(John Disney/Daily Report)
The odds of seeing the Federal Housing Finance Agency go to trial this year in its litigation campaign against Wall Street got a lot slimmer on Friday, when Credit Suisse AG became the latest defendant to throw in the towel.
FHFA, which serves as conservator for Fannie Mae and Freddie Mac, announced in a press release that it has reached a $885 million settlement with Credit Suisse. The deal resolves a lawsuit in U.S. district court in Manhattan in which FHFA alleged that the bank misled Fannie and Freddie about home loans pooled into mortgage-backed securities that it sold them before the financial crisis.
FHFA brought similar misrepresentation claims against 17 other banks in the summer of 2011. All told, the cases involve more than $200 billion in MBS. The cases have been assigned to U.S. District Judge Denise Cote in Manhattan, who lumped them into three groups. JPMorgan Chase & Co. and Merrill Lynch & Co. were fast-tracked for a bellwether June 2014 trial. Deutsche Bank AG, Goldman Sachs & Co., Credit Suisse AG and Ally Financial were given a September 2014 trial date. The other defendants all had to wait until January 2015.
After losing several key trial rulings (see our prior coverage here, here and here), the defendants have been settling one by one. Credit Suisse is now the ninth to cut a deal. FHFA’s total recoveries have already eclipsed the $10 billion mark.
The Credit Suisse settlement is a bit more surprising than the others. Of all the big banks, Credit Suisse has been the most reluctant to settle MBS cases, maintaining that its mortgage practices weren’t fraudulent.
That defense was called into question this month after internal emails, published by Gretchen Morgenson of the New York Times, revealed Credit Suisse executives making cringeworthy statements like “our diligence process is such a joke.” The emails came to light through discovery in an MBS case brought against the bank by an individual MBS investor, Cambridge Place Investment Management, represented by Bernstein Litowitz Berger & Grossmann.
We could still see a trial in 2015, but the odds of one happening this year are now slim. Of the original six defendants slated to go to trial in 2014, Merrill Lynch is the only one remaining. Merrill’s parent, Bank of America Corp. rolled the dice on a trial in its mortgage fraud case last year and lost, so it may be reluctant to take the aggressive route yet again.
FHFA was represented in the Credit Suisse case by Quinn Emanuel Urquhart & Sullivan.

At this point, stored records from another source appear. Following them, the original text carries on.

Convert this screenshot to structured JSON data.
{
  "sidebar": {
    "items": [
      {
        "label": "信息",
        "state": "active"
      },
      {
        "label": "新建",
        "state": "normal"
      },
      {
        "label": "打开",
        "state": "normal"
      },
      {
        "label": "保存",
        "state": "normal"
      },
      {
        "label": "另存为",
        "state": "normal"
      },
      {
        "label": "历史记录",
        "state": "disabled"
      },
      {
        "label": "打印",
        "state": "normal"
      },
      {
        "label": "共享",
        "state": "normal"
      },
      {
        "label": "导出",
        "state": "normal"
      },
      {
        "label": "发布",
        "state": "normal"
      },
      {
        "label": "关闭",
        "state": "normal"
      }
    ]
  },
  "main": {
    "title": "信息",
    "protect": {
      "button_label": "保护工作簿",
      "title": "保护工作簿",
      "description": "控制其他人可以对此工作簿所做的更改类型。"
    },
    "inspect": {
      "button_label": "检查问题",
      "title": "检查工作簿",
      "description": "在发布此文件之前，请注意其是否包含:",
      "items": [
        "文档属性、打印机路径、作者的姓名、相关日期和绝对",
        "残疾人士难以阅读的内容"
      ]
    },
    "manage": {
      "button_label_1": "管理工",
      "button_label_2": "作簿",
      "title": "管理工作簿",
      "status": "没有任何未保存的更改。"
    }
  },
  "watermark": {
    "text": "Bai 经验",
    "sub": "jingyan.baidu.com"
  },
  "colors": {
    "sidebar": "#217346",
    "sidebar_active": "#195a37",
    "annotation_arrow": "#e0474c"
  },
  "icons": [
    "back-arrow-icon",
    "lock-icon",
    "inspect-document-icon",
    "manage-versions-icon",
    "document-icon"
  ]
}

Cravath, Swaine & Moore, which is handling all of Credit Suisse financial crisis litigation, represented the bank in the case.